▶ _What to work on_
Out of the entries that follow, copy each line containing "social".

Dataset rows for apps and sites
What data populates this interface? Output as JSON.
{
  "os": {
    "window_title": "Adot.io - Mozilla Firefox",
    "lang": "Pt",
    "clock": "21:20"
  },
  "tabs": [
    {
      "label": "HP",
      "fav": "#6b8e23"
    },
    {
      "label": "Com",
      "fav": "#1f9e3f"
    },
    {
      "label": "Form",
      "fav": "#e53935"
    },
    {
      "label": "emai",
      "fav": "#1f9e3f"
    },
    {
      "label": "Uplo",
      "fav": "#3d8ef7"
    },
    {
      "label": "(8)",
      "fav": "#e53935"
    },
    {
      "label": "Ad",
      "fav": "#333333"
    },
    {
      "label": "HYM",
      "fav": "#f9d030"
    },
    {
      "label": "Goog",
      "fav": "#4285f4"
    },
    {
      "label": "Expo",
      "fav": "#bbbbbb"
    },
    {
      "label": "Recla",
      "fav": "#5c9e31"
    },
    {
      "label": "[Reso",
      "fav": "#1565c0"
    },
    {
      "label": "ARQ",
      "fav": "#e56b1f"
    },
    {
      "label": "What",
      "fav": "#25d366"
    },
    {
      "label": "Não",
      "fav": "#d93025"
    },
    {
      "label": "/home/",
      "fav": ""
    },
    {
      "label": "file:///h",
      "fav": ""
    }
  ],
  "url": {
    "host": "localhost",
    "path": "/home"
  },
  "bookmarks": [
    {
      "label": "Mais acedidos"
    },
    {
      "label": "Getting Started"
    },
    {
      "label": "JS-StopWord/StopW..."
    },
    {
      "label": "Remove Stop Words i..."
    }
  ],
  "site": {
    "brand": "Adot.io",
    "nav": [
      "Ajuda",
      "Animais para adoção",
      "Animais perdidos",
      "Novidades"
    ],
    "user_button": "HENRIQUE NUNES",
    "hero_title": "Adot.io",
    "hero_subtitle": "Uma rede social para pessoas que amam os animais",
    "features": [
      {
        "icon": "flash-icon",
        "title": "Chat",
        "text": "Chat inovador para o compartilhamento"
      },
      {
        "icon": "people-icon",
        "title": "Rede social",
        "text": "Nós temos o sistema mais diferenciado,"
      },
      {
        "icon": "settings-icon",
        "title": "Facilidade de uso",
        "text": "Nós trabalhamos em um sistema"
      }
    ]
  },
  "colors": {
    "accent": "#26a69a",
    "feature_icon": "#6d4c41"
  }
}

▶ _Result_
    "hero_subtitle": "Uma rede social para pessoas que amam os animais",
        "title": "Rede social",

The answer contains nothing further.